Lead researchers Dr. Joan Costa-Font and Mireia Jofre-Bonet of the London School of Economics and Political Science have found that anorexia is “socially transmitted,” meaning peer group pressure is the driving force behind perceived self-image. These researchers studied nearly 3,000 young women across Europe and uncovered that anorexia developed out of desire to be like others, making it what some call “socially transmitted.”

The study found that physical appearance is a powerful motivator for human behavior among those studied and this was especially true regarding food and health. The social pressure was found to be the reason for the distorted self-perception of these young women’s bodies. This distortion of self-image and the existing food disorders may likely prompt government health officials to take action to encourage role models to maintain ideal weights and better health.

Costa-Font and Jofre-Bonet studied 2,871 women between the ages of fifteen and thirty-four who reported eating habits, age, gender, weight, height, marital status, profession, educational level, political attitudes, and their personal perception of their bodies. It was determined that some of the women were anorexic after their body mass index (BMI) was calculated.

Anorexia nervosa is an eating disorder that makes people obsess about their weight and the amount of calories they intake. Many become obsessed over the types of foods they eat and the amounts. Individuals who suffer with this condition attempt to maintain a weight that is far below what is healthy and normal for their age, height, and body shape. Many with anorexia exercise frequently and base self-worth on body image. These people have a distorted self-perception, too, thinking they look fat when in reality they are rail thin.

The exact cause of anorexia nervosa is not known and as with other mental health conditions, it is thought to be a combination of biological, environmental, and psychological factors. There may be genetic changes in some people making them more susceptible to the disease. Since modern Western culture emphasizes thinness in association with beauty, the media constantly displays images of skinny models and actors and success and worth is equated with this type of appearance. Some young women who have obsessive-compulsive personalities develop anorexia because they have an extreme drive for perfectionism, regardless of the health considerations.

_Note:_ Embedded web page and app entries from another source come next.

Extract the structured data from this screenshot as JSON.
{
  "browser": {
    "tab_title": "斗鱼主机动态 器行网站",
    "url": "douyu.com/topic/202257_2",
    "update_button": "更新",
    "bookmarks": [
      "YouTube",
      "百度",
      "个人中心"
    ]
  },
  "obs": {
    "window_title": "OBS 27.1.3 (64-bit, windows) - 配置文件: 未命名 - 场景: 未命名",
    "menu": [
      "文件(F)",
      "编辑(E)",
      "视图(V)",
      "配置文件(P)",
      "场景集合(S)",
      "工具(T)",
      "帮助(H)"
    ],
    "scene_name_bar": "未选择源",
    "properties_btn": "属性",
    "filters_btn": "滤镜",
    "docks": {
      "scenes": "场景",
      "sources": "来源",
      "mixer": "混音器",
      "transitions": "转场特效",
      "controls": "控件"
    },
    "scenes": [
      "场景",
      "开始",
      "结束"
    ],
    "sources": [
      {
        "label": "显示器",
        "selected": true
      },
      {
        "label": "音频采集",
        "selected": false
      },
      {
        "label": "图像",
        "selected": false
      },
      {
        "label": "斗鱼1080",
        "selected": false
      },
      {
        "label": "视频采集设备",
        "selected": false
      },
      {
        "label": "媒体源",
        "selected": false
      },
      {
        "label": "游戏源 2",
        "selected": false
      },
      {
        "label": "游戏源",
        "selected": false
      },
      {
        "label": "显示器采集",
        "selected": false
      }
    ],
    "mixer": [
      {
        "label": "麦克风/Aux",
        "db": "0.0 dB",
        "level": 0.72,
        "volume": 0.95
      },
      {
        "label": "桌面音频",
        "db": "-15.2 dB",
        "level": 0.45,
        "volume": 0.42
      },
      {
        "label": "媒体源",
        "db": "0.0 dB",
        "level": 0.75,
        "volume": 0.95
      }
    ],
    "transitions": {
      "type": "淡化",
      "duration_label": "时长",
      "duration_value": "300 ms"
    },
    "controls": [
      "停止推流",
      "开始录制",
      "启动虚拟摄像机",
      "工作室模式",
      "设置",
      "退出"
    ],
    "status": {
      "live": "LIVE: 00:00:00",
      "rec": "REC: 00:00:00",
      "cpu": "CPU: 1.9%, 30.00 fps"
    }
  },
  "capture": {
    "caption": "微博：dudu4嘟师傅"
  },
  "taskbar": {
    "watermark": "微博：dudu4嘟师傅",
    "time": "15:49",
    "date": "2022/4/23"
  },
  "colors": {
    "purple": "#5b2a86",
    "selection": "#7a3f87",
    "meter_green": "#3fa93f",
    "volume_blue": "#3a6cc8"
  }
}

According to Dr. Costa-Font, policies have been implemented in attempt to curb eating disorders in Europe, especially since Brazilian model Ana Carolina Reston died from this horrible disease in 2006. There are many support campaigns through social networks and the media, as well. This condition, however, remains at the center of controversy in Europe.

To prevent this condition, the Mayo Clinic staff recommends that primary care physicians and healthcare professionals identify early indicators of anorexia to prevent the development of full-blow illness. If you notice a loved one or friend is practicing dangerous dieting habits and complains about her appearance, talk to her about getting help.